When employees are presented with changes to their conditions of employment, they will often claim constructive dismissal and leave their employment to pursue a claim for notice. A recent decision makes it clear that there is no principled reason why employees can't continue to work for their employers in mitigation of their loss while still pursuing claims for constructive dismissal.
In Russo v. Kerr Bros. Ltd.,  O.J. No. 4654, a constructive dismissal case decided after the Ontario Court of Appeal's decision in Wronko v. Western Inventory Service Ltd.,  O.J. No. 1589, summary judgment was granted in favour of an employee who continued to work with the employer while the matter was being litigated. The court grappled with Wronko, which stipulates three possible outcomes when an employee is faced with changed terms of employment: the employee can (1) accept the change and continue employment on new terms; (2) reject the change and claim constructive dismissal; or (3) reject the change and insist on adherence to the original terms.
Kerr was a manufacturer of candy products that had been in business for 114 years. More recently, Kerr ran into financial difficulty. Russo was 53 years old, had worked for Kerr for 37 years and was the warehouse manager. He earned a significant compensation package that included $114,000 in salary, an annual bonus and a pension plan.
In April 2009, Kerr hired a new president to assess the company's financial viability. The president quickly came to the conclusion that the remuneration packages for all employees were beyond what Kerr could afford.
The president asked all employees to immediately accept a 10 per cent reduction in their salary and eliminated the pension plan. After initiating the changes, the president determined that further cuts were needed. He approached Russo and three employees and asked them to accept a pay decrease and eliminated their bonus compensation. In Russo's case, his salary was reduced by $60,000.
In response, Russo's counsel wrote to the president alleging a constructive dismissal and advised that Russo did not accept the changes to his compensation. However, unlike most constructive dismissals, Russo opted to continue to work for Kerr, characterizing his continued employment as mitigation of his claim. Russo commenced a claim for constructive dismissal and sought summary judgment.

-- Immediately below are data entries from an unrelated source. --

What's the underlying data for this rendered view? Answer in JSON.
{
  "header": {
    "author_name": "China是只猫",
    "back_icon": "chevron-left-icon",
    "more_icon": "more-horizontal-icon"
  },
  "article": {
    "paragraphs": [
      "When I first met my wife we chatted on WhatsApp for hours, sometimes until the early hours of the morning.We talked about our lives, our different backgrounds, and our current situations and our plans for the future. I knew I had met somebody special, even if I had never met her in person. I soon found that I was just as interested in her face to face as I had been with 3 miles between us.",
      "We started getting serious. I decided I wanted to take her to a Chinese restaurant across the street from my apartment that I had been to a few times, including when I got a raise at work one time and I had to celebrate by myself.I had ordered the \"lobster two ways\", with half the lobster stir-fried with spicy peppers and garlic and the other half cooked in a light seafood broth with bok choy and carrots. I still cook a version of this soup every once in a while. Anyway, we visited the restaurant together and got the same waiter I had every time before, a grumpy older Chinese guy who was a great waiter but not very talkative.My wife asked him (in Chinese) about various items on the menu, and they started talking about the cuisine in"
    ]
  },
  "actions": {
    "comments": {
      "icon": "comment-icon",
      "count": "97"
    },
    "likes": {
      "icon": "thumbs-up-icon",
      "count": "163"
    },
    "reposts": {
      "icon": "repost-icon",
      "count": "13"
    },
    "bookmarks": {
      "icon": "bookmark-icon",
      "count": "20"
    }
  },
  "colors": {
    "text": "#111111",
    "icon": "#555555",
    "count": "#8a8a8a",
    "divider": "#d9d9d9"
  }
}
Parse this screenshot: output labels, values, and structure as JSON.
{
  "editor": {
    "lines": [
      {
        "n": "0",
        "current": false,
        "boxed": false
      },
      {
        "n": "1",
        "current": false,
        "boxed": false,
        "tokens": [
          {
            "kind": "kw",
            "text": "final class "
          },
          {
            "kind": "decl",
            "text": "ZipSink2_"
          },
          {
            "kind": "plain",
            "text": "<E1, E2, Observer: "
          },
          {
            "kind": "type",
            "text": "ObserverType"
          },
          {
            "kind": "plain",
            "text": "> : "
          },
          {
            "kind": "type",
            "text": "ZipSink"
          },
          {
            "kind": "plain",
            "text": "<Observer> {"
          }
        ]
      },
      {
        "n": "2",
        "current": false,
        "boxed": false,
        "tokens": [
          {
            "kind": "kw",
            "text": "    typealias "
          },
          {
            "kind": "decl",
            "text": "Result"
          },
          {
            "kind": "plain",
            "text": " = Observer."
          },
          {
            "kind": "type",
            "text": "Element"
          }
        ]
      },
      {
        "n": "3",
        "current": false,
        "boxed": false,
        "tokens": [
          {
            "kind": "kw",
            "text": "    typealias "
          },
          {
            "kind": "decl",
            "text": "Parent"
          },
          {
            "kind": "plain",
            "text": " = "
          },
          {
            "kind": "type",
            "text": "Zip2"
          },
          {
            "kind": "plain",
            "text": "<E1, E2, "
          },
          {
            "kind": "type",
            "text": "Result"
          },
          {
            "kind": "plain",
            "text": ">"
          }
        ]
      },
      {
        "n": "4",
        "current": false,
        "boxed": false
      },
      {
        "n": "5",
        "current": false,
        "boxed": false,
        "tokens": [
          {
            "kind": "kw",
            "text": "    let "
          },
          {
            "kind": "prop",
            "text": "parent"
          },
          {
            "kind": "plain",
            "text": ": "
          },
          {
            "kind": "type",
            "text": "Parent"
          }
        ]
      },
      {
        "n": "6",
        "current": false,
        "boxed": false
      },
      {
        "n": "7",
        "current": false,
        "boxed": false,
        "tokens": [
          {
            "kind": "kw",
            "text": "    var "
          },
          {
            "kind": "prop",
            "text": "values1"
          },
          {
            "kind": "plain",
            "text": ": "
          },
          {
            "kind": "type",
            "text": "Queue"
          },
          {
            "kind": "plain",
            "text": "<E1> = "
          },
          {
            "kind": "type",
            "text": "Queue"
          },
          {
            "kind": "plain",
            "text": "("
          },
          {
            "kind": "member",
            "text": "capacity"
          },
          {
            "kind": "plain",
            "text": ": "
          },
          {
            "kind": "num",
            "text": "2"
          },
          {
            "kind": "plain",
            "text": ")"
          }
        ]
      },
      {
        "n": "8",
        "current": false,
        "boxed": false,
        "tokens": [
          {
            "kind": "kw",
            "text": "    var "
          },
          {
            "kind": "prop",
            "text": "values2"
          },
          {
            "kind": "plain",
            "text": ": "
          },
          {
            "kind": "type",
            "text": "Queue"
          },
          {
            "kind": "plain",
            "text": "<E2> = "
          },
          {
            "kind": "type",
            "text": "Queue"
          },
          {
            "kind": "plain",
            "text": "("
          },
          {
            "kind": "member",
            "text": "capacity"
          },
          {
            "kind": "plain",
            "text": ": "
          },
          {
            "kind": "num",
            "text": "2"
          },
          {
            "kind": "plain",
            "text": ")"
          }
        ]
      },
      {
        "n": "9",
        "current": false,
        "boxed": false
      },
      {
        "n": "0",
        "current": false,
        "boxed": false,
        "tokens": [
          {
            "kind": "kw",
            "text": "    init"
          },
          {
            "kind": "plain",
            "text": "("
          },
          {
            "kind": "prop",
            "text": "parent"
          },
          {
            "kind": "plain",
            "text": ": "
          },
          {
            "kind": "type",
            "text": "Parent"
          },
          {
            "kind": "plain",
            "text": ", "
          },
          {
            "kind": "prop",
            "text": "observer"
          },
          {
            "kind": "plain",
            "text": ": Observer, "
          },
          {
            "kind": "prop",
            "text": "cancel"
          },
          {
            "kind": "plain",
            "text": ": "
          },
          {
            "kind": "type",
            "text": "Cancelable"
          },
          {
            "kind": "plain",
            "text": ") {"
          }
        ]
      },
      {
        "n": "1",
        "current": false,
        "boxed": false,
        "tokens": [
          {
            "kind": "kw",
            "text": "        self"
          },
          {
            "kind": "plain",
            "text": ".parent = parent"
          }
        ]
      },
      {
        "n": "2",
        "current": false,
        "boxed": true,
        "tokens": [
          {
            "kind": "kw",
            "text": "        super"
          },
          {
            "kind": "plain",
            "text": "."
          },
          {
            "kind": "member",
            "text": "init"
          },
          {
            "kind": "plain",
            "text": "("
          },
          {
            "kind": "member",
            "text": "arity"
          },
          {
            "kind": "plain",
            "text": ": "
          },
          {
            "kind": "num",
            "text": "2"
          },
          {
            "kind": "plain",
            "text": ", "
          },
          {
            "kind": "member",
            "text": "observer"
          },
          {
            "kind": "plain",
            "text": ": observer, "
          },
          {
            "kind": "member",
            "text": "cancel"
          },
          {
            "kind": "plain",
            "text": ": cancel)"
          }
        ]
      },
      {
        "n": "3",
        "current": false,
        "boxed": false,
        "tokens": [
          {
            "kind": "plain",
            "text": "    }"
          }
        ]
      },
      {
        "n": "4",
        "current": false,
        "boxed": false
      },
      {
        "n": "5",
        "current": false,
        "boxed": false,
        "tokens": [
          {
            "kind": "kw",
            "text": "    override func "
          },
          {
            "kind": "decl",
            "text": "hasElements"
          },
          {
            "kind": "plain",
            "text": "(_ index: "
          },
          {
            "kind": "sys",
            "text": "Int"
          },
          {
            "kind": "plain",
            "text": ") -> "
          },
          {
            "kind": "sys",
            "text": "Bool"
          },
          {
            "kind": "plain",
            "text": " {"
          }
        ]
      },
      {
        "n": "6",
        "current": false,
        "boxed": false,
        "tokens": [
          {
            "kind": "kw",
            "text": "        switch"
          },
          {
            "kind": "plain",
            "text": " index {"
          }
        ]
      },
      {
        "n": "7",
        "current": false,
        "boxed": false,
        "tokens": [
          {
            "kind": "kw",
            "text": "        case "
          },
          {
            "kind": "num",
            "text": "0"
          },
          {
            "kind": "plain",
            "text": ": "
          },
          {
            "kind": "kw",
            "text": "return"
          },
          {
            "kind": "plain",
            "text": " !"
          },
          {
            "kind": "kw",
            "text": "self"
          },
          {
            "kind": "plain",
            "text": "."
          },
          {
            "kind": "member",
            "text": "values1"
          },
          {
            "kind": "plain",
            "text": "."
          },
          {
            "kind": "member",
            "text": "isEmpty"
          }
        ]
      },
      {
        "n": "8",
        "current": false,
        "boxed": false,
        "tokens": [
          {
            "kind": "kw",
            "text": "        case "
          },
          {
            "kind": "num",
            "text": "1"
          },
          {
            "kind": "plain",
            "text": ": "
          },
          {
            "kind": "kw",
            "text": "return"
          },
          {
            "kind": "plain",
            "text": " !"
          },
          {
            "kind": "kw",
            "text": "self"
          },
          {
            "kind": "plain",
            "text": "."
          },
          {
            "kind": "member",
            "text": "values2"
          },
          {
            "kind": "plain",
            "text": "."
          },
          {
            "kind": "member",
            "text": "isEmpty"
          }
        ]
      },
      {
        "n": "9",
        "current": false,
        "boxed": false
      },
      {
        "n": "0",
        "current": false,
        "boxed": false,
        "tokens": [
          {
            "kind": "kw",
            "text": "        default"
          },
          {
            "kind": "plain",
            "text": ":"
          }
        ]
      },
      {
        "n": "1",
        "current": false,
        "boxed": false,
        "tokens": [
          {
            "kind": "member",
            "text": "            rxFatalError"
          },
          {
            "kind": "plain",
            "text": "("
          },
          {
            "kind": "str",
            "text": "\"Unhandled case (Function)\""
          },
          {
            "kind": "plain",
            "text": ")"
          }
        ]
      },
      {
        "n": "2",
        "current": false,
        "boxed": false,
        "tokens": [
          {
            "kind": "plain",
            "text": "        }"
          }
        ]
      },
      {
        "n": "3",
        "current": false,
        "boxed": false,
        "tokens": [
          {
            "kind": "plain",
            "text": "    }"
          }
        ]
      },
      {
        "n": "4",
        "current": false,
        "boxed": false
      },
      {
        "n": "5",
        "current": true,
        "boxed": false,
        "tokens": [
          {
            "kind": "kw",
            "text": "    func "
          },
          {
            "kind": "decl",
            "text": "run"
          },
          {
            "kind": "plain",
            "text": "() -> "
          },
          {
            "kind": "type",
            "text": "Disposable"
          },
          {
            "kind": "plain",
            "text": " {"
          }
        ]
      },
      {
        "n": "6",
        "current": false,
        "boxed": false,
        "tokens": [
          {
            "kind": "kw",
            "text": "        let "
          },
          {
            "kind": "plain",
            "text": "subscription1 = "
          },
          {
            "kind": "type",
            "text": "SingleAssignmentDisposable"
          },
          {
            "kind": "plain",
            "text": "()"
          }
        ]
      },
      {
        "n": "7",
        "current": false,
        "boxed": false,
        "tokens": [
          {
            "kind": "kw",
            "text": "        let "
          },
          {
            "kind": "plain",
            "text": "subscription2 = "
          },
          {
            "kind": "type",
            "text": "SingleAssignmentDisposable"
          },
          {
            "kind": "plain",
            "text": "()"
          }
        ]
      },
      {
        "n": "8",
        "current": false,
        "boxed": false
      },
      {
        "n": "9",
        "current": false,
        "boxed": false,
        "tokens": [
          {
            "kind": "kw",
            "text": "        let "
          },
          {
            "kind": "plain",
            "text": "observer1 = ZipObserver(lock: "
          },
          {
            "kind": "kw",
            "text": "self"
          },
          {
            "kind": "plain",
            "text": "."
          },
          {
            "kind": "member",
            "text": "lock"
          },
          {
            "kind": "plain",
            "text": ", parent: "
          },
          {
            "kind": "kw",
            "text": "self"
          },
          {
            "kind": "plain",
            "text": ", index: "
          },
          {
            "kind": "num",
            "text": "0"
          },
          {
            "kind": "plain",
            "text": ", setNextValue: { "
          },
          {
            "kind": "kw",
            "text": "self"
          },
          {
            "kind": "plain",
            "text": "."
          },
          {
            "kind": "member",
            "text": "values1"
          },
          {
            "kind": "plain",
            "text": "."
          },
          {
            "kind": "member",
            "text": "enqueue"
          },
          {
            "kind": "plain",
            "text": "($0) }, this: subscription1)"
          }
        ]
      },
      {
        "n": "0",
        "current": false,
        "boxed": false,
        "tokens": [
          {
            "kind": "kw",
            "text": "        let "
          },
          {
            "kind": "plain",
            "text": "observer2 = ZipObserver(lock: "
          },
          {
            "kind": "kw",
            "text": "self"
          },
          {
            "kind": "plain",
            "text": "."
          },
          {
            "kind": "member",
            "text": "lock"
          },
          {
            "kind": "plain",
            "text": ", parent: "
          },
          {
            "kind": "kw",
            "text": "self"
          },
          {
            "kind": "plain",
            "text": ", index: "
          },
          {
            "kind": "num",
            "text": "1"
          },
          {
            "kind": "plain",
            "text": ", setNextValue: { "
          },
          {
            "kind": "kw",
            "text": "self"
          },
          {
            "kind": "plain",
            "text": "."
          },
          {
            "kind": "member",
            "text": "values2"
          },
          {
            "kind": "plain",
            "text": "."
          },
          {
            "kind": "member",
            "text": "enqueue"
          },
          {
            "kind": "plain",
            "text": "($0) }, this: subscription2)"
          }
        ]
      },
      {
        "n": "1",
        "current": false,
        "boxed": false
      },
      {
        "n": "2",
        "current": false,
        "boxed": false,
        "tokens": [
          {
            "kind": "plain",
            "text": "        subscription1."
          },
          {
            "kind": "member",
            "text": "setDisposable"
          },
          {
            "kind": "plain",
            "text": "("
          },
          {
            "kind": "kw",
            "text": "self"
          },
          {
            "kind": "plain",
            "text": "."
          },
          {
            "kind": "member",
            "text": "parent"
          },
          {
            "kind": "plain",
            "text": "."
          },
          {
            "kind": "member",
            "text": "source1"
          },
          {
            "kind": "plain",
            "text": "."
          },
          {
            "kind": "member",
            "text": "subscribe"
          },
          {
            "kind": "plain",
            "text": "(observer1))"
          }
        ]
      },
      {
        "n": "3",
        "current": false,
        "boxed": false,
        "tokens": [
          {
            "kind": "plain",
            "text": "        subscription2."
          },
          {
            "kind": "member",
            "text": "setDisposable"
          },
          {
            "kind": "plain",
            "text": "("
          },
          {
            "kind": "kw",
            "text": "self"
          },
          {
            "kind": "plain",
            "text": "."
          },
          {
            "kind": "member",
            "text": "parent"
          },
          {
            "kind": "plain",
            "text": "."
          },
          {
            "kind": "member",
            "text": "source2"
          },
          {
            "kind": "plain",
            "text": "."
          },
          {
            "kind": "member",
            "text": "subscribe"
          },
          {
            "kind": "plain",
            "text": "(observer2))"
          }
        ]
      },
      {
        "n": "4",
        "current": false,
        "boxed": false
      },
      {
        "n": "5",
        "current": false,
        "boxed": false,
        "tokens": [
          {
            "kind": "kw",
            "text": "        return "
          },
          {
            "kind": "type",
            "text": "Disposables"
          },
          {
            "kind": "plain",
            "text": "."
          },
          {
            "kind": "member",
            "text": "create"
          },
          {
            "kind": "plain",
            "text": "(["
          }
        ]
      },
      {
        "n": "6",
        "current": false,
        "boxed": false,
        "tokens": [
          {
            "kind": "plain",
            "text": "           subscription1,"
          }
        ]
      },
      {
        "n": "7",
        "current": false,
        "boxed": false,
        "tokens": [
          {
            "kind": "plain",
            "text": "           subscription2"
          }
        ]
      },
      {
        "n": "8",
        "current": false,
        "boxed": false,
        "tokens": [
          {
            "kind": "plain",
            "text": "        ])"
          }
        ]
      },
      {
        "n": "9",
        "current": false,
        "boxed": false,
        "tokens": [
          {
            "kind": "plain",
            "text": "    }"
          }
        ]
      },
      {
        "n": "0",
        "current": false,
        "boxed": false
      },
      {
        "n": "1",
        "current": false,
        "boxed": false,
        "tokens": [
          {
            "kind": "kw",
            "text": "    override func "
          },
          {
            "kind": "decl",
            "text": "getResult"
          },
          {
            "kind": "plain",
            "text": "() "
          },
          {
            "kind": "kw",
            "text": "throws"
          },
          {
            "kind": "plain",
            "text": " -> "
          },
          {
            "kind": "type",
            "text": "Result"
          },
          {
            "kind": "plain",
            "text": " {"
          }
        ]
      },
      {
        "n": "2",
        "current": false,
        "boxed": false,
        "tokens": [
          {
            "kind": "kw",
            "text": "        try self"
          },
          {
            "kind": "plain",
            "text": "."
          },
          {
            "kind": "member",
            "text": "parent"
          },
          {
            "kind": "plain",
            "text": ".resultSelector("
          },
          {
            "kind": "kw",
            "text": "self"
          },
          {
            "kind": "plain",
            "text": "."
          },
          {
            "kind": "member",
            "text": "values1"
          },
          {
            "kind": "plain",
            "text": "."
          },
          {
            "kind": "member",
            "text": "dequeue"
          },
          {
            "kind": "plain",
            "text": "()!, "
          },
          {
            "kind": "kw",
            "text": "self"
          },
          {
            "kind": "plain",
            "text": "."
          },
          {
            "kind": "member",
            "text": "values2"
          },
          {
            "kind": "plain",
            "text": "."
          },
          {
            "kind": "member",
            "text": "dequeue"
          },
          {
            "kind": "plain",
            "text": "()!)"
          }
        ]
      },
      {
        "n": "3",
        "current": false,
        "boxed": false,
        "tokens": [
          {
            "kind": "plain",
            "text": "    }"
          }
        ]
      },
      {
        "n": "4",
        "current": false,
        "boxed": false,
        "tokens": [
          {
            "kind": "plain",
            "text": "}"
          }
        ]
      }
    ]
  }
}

Kerr did not dispute Russo was constructively dismissed, but argued that by continuing to work, Russo accepted the new terms. Kerr took the position that Russo, within a reasonable period of being constructively dismissed, had to elect to accept the new terms or accept the dismissal and leave his employment. Since Russo stayed, Kerr argued he was deemed to have accepted the changes.
The court, applying Wronko, found that Russo rejected the alteration of his terms as a constructive dismissal. Furthermore, Russo was entitled to continue to work as mitigation even though Kerr never specifically offered him that option. In other words, Russo's continuing to work could not be viewed as acceptance of the new terms.
Kerr then effectively had its own election to make once Russo advised he was constructively dismissed: it could ask Russo to leave the workplace or keep the old terms in place for the period of reasonable notice. Kerr did neither. Russo was therefore entitled to mitigate his loss by remaining employed. However, working as mitigation can only be "for a period constituting reasonable notice" — in other words, at the end of the reasonable notice period, Russo had to work on the new compensation terms permanently. Given his age, length of service, position and Kerr’s economic circumstances, the court concluded a 22-month notice period was appropriate.
The court also addressed how to award summary judgment to an employee who was still working for the employer and where the notice period was not completed at the time of judgment. Other courts addressed the issue by imposing a trust on the damages awarded in favour of the employer for any income earned in mitigation during the balance of the notice period. The court expressed reservations about the "trust" approach (particularly its jurisdiction). Instead, the court came up with a practical solution; it granted summary judgment for the damages accrued up to the date of the decision, and adjourned the balance of the motion, to be determined after the expiry of the notice period.
This decision serves as a reminder that employees can pursue a constructive dismissal claim while continuing to be employed. Counsel should ensure their clients clearly communicate they are not accepting the altered terms and that continued employment is only to mitigate their loss.
Faced with such a communication employer counsel will need to advise their clients they have their own election to make: ask the employee to leave (with an appropriate severance offer) or keep the old terms in place for the period of reasonable notice.
Steve Levitt practises employment law with Nelligan O'Brien Payne LLP LLP, a full service law firm in Ottawa.
[This article is reprinted with permission and first appeared in the March 2011 issue of The Lawyers Weekly.]